RECORDS SHOWN:
***

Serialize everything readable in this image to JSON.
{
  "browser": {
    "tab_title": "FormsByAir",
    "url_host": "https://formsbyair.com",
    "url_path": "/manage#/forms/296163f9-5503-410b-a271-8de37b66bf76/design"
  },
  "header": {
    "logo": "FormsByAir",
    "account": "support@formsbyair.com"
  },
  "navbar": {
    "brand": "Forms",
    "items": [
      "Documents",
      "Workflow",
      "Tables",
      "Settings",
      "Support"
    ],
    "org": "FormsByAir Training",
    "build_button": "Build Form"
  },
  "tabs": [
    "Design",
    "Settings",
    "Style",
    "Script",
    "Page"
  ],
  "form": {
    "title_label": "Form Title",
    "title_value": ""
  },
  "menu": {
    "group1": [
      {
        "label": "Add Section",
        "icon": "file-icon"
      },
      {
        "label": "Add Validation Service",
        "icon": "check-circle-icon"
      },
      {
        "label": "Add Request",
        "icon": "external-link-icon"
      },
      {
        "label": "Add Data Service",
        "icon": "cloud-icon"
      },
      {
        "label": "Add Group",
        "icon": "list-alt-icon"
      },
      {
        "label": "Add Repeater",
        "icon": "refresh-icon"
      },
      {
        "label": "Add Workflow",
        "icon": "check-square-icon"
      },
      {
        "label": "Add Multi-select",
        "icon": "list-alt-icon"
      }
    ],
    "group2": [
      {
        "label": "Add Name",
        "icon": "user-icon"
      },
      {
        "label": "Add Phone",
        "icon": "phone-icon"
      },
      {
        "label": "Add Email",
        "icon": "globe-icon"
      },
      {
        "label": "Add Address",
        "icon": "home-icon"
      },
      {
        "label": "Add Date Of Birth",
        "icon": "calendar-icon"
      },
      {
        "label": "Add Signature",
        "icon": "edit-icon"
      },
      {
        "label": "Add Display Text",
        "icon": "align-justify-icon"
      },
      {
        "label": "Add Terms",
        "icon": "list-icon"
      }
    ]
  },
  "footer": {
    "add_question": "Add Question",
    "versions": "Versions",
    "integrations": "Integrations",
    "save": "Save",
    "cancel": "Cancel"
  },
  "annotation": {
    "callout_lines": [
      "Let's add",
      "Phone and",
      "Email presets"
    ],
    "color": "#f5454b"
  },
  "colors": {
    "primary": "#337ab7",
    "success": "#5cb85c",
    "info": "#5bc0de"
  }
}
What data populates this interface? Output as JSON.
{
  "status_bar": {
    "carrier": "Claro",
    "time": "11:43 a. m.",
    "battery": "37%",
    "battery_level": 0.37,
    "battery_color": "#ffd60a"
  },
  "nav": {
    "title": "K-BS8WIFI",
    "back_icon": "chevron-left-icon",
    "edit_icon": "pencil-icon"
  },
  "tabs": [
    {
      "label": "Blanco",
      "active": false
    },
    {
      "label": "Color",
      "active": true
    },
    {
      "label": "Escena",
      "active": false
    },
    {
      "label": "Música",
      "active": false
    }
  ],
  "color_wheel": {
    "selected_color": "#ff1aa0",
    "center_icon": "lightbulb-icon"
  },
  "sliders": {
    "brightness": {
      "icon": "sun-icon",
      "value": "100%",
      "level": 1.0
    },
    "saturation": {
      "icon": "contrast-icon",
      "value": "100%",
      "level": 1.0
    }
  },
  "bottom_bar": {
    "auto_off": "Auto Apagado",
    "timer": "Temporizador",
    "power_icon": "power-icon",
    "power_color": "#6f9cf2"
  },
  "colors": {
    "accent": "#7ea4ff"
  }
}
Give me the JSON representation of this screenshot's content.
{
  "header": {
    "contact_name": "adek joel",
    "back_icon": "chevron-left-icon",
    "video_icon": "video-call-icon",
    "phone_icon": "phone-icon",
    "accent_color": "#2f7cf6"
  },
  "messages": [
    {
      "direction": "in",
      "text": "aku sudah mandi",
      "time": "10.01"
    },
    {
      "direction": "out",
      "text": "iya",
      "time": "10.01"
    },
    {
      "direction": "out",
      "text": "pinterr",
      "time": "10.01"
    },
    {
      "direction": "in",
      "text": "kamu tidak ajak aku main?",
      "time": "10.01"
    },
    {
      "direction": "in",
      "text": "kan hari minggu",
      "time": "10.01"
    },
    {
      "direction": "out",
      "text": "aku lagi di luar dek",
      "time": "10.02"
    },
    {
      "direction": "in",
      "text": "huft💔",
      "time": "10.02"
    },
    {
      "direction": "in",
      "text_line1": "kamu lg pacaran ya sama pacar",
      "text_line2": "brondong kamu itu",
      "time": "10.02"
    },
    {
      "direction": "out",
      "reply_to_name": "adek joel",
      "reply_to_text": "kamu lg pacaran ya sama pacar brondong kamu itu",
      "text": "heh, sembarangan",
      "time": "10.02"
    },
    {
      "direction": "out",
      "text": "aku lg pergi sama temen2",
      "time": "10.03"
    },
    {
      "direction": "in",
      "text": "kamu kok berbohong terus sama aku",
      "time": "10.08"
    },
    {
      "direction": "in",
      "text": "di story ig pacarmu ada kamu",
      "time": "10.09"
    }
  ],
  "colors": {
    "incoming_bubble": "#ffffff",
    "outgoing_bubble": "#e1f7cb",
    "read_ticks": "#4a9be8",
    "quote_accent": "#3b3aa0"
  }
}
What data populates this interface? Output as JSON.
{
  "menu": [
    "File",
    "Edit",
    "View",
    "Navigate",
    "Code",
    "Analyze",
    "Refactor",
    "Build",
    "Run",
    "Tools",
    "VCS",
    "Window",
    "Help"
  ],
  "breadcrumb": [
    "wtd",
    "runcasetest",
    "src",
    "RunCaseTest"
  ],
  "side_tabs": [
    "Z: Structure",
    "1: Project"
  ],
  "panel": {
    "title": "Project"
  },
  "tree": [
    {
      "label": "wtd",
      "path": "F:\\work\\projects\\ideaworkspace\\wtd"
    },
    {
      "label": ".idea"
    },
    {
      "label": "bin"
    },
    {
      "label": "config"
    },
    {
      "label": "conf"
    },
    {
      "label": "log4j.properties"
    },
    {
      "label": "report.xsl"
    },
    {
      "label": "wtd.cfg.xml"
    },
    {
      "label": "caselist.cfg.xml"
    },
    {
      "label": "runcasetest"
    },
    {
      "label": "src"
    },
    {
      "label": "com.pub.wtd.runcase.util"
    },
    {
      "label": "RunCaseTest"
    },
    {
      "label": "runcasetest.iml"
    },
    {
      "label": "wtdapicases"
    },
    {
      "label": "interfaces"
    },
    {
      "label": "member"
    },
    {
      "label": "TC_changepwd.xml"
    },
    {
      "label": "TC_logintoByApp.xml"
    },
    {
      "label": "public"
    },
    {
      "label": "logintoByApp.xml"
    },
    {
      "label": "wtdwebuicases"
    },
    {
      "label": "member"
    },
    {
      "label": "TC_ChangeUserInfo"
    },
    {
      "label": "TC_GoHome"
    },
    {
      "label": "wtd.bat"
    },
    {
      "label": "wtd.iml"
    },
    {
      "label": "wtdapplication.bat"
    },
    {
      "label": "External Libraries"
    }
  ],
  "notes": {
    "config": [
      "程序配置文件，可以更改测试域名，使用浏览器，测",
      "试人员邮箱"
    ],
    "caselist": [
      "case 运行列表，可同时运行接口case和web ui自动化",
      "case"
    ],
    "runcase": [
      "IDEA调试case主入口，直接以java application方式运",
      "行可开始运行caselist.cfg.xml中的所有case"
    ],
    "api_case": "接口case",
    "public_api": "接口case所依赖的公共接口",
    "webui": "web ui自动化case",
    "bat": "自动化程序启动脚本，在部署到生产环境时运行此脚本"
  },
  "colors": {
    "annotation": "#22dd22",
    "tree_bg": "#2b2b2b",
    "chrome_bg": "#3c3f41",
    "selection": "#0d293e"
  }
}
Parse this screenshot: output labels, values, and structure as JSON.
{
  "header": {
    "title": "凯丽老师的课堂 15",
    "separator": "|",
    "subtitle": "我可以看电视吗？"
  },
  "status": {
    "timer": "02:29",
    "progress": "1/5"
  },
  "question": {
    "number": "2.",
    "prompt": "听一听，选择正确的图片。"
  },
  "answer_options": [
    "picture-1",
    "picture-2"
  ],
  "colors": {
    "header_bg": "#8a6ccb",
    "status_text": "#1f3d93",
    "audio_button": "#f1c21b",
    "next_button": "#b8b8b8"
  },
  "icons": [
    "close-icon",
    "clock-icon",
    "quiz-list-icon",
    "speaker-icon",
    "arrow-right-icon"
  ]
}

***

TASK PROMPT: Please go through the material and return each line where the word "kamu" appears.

RESPONSE AREA:
      "text": "kamu tidak ajak aku main?",
      "text_line1": "kamu lg pacaran ya sama pacar",
      "text_line2": "brondong kamu itu",
      "reply_to_text": "kamu lg pacaran ya sama pacar brondong kamu itu",
      "text": "kamu kok berbohong terus sama aku",
      "text": "di story ig pacarmu ada kamu",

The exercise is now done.